With Or Without EU: How U.K. Mobile Game Devs Are Facing Up to Brexit

Insights & Best Practices

August 11, 2016


min read

It was the vote few thought would happen, delivering a result none thought possible. Yet, the U.K. outside of the EU is set to become a reality and the shockwaves Brexit has triggered, both politically and economically, have already been felt across the globe.For the U.K.'s mobile gaming industry?most of which came out in support of the EU in the weeks leading up to the referendum?the next few years will be dominated by a feeling of uncertainty, as the U.K.'s legal and political association with the EU will be fundamentally altered.[caption id="attachment_20506" align="aligncenter" width="2048"]

Brexit UK EU

Image via Garry Knight[/caption]

Cultural cuts

The fear that funding for the mobile gaming industry will suffer after the U.K. leaves the EU is on the mind of many a British dev. ?I've been massively concerned about grant funding," says Gregorios Kythreotis, a game designer at the London indie studio Shedworks Digital.Though much of the funding available for games development and the arts in general is delivered via various organizations sanctioned by British government, often the money itself comes from the EU, thanks largely to the European Commission's penchant for cultural development. The concern is, without that drive from Europe to fund the arts, the Government may be forced to cut back such funding when times are hard.?We have directly benefited from a number of business and cultural tax schemes spearheaded by the EU and its liberal, cultural agenda,? says Steve Stopps, founder and CEO of publishing studio Kumotion. ?I worry the current U.K. government won't place the same importance on the arts and creative industries. I think we will see a reduction in more experimental games making and a larger focus on making games that are developed towards already established market trends."


Mass exodus?

So, if the general perception is life in the U.K. is going to get harder for developers, especially of the smaller variety, might we see an exodus of talent to Europe and North America and beyond??I already have one industry friend who is probably moving to Canada soon, and it's something I've thought about as well," says Kyle Rodgers, the talent behind one-man studio Helix Fox. ?If Scotland was to gain its independence, I'd move to Edinburgh in a heartbeat to get in on that and get back in the EU. I have to imagine the number of people making games in the U.K. will decrease, and it'll become a bit harder for studios to find people to hire."More broadly speaking, for businesses working within a supposedly progressive industry, the U.K.'s withdrawal from the EU speaks volumes about where Britain sees itself in 2016. For Catalin Alexandru?the Romanian-born CEO at independent game studio Spicy Thunder Games Ltd and long-time resident of London?it's a worrying statement of intent.?A large part of why I came to the U.K. from Romania in 2010 was to leave behind the sadly prevalent reactionary and regressive attitudes of a society I felt no longer fit me and embrace one that I admired," Alexandru says. ?[After the referendum result], I genuinely thought I'd have to wind up the company and move it somewhere else.
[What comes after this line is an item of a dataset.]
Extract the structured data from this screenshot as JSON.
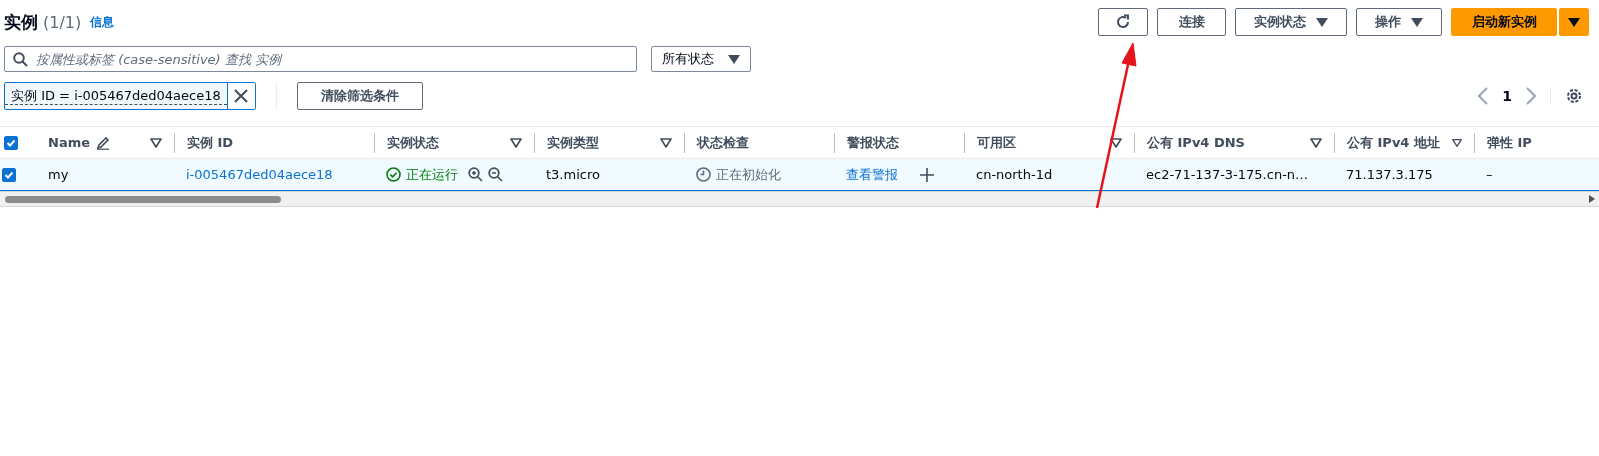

I haven't, mostly because I have an attachment to the U.K.?a lot of my clients are British, too, and having a U.K. company makes it easier to work with them."

Mobile game London pound coin

Eye on investment

Despite these concerns, is there any glimmer of hope U.K.-based studios can grab hold of in the coming months? ?Ironically enough though, the short-term is the most outwardly disastrous for most other industries,? Alexandru says. ?It's also given U.K. game companies who bill in foreign currency a boost. Suddenly they're getting a lot more pounds for their dollars.?Looking beyond the immediate, however, Alexandru sees problems. Across all industries, investors have seemed hesitant to pump their money into the British economy ahead of the EU referendum. With Brexit now a reality, things could stall even further as the negotiations for the U.K.'s withdrawal kick off, with a two-year time limit.?Longer term? VC investment in games was already hard to come by, and it's probably next to impossible now," Alexandru concludes. "Whatever new tech boom, whether VR, AR or geolocation, comes along the U.K. game industry will probably be in a worse position to take advantage of it. But, who knows? Maybe a year from now we'll all be laughing about it in London over a drink."